Stay tuned for the 2021 CMR plan!
Classic Mariners' Regatta Criteria
We have opened up the criteria of Classic Mariners to expand the racing fleet beyond wooden boats!
The Classic Mariners’ Regatta is now open to yachts that have been built to a design or in the spirit of sailing yachts prior to 1967. There will be an acceptance committee that will determine if your boat meets this criteria. They will also consider boats that were built in the “Spirit of Tradition.”
Registration & Race Entry: $60
Registration for the Classic Mariners’ Regatta includes:
- Entry for all three Classic Mariners' Regatta sailboat races
- Welcome Gathering and Skippers' Meeting
- Five beverage tickets (Yes, they're good for beers, too.)
- Entry to the awards ceremony on Sunday afternoon
Please register in advance for the race; however if you're not arriving until late Friday night, please call 360.385.3628 x104 or email firstname.lastname@example.org and you can register at the skippers meeting on Saturday.

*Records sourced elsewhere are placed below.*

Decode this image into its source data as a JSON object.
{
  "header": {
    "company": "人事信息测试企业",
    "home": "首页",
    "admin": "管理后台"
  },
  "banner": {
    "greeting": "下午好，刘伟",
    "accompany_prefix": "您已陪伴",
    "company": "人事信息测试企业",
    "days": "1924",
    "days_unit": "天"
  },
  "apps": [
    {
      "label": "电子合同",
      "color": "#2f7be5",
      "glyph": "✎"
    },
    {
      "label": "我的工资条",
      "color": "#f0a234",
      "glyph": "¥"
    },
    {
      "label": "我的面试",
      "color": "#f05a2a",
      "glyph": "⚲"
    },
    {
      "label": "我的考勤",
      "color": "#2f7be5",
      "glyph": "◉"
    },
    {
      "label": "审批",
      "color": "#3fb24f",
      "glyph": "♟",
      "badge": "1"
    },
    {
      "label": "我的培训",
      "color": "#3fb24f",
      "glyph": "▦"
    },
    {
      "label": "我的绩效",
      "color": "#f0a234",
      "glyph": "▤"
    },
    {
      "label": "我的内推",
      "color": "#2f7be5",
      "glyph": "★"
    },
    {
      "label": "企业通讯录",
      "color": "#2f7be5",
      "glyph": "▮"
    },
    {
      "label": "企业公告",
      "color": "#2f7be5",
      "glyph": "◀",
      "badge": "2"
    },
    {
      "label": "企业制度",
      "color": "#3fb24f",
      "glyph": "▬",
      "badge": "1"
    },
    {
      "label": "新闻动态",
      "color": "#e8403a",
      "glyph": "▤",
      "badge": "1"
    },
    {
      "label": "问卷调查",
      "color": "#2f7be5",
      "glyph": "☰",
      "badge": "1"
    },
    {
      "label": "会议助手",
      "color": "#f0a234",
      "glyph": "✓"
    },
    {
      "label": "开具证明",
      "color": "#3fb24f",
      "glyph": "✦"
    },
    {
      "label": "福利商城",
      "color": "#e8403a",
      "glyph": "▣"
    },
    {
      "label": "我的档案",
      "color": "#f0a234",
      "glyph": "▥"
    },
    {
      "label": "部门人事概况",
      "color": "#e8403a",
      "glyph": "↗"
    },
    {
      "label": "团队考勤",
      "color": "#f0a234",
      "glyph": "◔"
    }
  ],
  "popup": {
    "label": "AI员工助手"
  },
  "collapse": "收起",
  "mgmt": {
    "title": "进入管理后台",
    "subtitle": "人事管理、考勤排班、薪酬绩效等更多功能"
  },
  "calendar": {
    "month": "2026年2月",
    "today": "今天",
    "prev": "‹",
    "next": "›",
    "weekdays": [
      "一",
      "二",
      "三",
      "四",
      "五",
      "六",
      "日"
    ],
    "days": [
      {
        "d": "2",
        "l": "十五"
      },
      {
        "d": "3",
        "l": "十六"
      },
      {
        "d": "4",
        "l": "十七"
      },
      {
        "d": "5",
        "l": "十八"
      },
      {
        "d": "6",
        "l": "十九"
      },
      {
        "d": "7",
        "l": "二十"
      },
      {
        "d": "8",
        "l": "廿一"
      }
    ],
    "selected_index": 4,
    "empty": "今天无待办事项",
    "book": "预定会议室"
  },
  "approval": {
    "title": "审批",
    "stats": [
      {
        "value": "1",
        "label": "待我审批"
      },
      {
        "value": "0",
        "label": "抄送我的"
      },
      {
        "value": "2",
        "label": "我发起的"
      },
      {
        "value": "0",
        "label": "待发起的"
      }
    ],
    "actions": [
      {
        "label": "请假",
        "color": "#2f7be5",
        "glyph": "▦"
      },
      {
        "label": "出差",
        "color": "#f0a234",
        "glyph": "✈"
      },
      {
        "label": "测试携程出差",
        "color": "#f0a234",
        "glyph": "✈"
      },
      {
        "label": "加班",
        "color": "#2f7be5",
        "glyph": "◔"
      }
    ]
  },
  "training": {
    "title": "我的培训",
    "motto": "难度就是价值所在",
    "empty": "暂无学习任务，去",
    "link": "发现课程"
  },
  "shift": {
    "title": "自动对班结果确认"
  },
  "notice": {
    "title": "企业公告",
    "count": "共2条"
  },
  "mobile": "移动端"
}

If you would like to dock with the Classic Mariners group, which may mean rafting up, please call or email the Northwest Maritime Center office to add your name to the list for CMR raft-up. If you would like a more private dock, please call Point Hudson directly to reserve your own space. Either way, when you arrive at Point Hudson please proceed directly to the Point Hudson Marina office to pay for your moorage. Approximately 1.25 per foot.
Northwest Maritime Center Office: 360.385.3628, email@example.com
Point Hudson Marina Office: 360.385.2828
A weekend of races!
This year the Classic Mariners' Regatta, SEVENTY48, and Race to Alaska are back to back in a weekend of epic fun and on-the-water adventure! So come on down to the Northwest Maritime Center and Pope Marine Park to watch and race in the regatta, cheer on SEVENTY48 racers as they arrive from Tacoma, take part in the R2AK madness on Sunday during the Ruckus, and see the R2AK teams set off on Monday.
Registration Coming Soon
"She Tells Sea Tales celebrates the successes and tribulations of working and traveling on the water. It celebrates the joys and frustrations of being a minority in a male-dominated endeavor."
– KELLY WATSON
Programs offered by Northwest Maritime Center include
Girls' Boat Project
The Girls' Boat Project is a program for middle school girls that creates an inclusive, supportive space for young women to work together and gain confidence through learning skills in boat building, woodworking, and sailing. The program is led and taught by an all-female staff of educators and professional mariners.
The Project meets every Wednesday afternoon from 1:30-4:30 throughout the school year and culminates with an journey on Port Townsend Bay in the spring. Women and girls’ programs at Northwest Maritime Center welcome those who identify as women and girls regardless of assignment at birth. These programs also welcome people who identify as non-binary or gender nonconforming and want to be in a women-centered environment.
Past She tells Sea Tales storytellers
Mary Jane Gibson